What you should do - Print each entry word for word.

Materials provided -

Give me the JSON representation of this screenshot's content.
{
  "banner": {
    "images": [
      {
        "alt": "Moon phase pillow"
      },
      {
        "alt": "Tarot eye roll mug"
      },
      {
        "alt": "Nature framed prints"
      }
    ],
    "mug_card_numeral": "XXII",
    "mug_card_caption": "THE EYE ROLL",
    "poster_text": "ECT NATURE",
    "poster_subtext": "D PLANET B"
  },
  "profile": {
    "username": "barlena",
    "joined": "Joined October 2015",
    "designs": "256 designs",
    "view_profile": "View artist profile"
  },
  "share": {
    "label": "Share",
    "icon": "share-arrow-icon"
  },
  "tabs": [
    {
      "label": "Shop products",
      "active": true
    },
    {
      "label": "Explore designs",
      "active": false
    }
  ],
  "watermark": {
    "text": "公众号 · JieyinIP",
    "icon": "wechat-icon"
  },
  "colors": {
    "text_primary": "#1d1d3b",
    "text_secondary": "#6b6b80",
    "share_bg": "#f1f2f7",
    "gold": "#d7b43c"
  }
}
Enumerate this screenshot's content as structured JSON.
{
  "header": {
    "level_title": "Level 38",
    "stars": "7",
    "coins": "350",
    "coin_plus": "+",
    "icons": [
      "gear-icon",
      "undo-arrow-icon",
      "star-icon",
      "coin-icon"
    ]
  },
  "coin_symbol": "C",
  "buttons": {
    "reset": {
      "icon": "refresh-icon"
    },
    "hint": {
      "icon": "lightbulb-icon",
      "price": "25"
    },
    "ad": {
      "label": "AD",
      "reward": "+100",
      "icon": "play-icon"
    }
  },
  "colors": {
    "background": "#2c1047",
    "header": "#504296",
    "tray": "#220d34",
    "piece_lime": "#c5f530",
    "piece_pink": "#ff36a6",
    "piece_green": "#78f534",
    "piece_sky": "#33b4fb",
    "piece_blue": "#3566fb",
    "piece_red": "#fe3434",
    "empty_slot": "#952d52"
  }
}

Answer below -
Give me the JSON representation of this screenshot's content.
{
  "banner": {
    "images": [
      {
        "alt": "Moon phase pillow"
      },
      {
        "alt": "Tarot eye roll mug"
      },
      {
        "alt": "Nature framed prints"
      }
    ],
    "mug_card_numeral": "XXII",
    "mug_card_caption": "THE EYE ROLL",
    "poster_text": "ECT NATURE",
    "poster_subtext": "D PLANET B"
  },
  "profile": {
    "username": "barlena",
    "joined": "Joined October 2015",
    "designs": "256 designs",
    "view_profile": "View artist profile"
  },
  "share": {
    "label": "Share",
    "icon": "share-arrow-icon"
  },
  "tabs": [
    {
      "label": "Shop products",
      "active": true
    },
    {
      "label": "Explore designs",
      "active": false
    }
  ],
  "watermark": {
    "text": "公众号 · JieyinIP",
    "icon": "wechat-icon"
  },
  "colors": {
    "text_primary": "#1d1d3b",
    "text_secondary": "#6b6b80",
    "share_bg": "#f1f2f7",
    "gold": "#d7b43c"
  }
}
Enumerate this screenshot's content as structured JSON.
{
  "header": {
    "level_title": "Level 38",
    "stars": "7",
    "coins": "350",
    "coin_plus": "+",
    "icons": [
      "gear-icon",
      "undo-arrow-icon",
      "star-icon",
      "coin-icon"
    ]
  },
  "coin_symbol": "C",
  "buttons": {
    "reset": {
      "icon": "refresh-icon"
    },
    "hint": {
      "icon": "lightbulb-icon",
      "price": "25"
    },
    "ad": {
      "label": "AD",
      "reward": "+100",
      "icon": "play-icon"
    }
  },
  "colors": {
    "background": "#2c1047",
    "header": "#504296",
    "tray": "#220d34",
    "piece_lime": "#c5f530",
    "piece_pink": "#ff36a6",
    "piece_green": "#78f534",
    "piece_sky": "#33b4fb",
    "piece_blue": "#3566fb",
    "piece_red": "#fe3434",
    "empty_slot": "#952d52"
  }
}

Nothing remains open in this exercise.